The Importance of Rituals

The current context forces us to delay the usual funerary rites, but families can create their own rituals. Both specialists suggest some rituals to honour a dearly departed at home.

  • You can set up a place where there is a picture of them with a night light. When the child walks by, they can turn on the night light.
  • They could also do a drawing or a photo album of the deceased.
  • You could plant a tree or take care of a house plant in their memory.
  • You could create a memory box with pictures and objects that the child can open and go through if they miss that person.
  • You could make one of Grandma’s recipes or prepare a meal she used to enjoy to express that you are thinking of her.

Rituals help us internalize the absence of a loved one. They also help a child maintain a connection with the departed. “The goal is not to make them stop being sad but to help them express their sadness,” Josée Masson explains.

She does admit that the current self-isolation makes grieving harder. “Parents must find ways to get through this isolation by calling their loved ones and their friends to stay in touch.” It is important that parents take care of themselves if they want to adequately support their children.

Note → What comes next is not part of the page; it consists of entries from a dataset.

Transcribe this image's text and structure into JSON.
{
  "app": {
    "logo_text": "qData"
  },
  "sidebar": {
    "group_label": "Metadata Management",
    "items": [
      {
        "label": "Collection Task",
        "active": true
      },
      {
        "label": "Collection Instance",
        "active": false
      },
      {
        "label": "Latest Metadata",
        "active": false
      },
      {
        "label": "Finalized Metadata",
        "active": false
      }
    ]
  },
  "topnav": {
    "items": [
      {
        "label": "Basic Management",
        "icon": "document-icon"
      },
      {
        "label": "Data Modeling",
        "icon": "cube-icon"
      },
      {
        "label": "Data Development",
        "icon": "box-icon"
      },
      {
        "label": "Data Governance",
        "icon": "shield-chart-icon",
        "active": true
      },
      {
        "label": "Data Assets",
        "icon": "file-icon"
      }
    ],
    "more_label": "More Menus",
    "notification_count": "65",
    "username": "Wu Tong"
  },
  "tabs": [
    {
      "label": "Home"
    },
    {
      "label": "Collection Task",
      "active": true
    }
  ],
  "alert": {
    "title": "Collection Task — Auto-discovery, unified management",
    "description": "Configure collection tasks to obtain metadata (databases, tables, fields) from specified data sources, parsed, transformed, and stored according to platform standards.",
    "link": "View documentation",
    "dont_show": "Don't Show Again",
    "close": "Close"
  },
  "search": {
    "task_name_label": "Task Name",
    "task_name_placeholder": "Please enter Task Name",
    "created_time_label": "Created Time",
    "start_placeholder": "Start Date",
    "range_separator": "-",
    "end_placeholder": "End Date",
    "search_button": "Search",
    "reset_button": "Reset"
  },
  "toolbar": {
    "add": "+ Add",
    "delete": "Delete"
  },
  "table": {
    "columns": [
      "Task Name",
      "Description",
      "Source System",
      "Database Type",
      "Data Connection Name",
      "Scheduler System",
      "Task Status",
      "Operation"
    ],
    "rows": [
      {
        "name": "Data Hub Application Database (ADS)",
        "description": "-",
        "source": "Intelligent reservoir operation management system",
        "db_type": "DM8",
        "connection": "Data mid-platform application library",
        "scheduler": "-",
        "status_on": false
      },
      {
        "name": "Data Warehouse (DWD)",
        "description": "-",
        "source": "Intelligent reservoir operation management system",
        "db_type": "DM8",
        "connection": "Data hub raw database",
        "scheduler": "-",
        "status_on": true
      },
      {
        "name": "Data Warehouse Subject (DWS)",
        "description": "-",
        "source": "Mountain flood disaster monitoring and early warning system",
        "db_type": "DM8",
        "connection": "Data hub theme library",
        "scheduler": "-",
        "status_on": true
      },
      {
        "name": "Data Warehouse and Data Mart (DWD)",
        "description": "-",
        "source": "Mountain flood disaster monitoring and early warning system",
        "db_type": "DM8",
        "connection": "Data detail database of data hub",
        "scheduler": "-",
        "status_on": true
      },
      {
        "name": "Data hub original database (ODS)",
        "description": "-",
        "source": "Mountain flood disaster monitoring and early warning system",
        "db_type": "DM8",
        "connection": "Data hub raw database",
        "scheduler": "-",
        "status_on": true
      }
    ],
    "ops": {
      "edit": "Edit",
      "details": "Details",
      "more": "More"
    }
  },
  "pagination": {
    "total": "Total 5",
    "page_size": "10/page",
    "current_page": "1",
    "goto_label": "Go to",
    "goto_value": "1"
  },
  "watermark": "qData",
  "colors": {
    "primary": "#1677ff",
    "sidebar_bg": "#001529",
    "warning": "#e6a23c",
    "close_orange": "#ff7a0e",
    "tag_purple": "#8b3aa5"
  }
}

If they feel overwhelmed, they can get help from organizations such as Deuil-Jeunesse, Info-Social 811, the Ordre des psychologues du Québec and Tel-Aide.

 

Resources

 

Julie Leduc — Naître et grandir

Naitre et grandir.com

 

Photos: GettyImages/Nadezhda 1906 and Pekic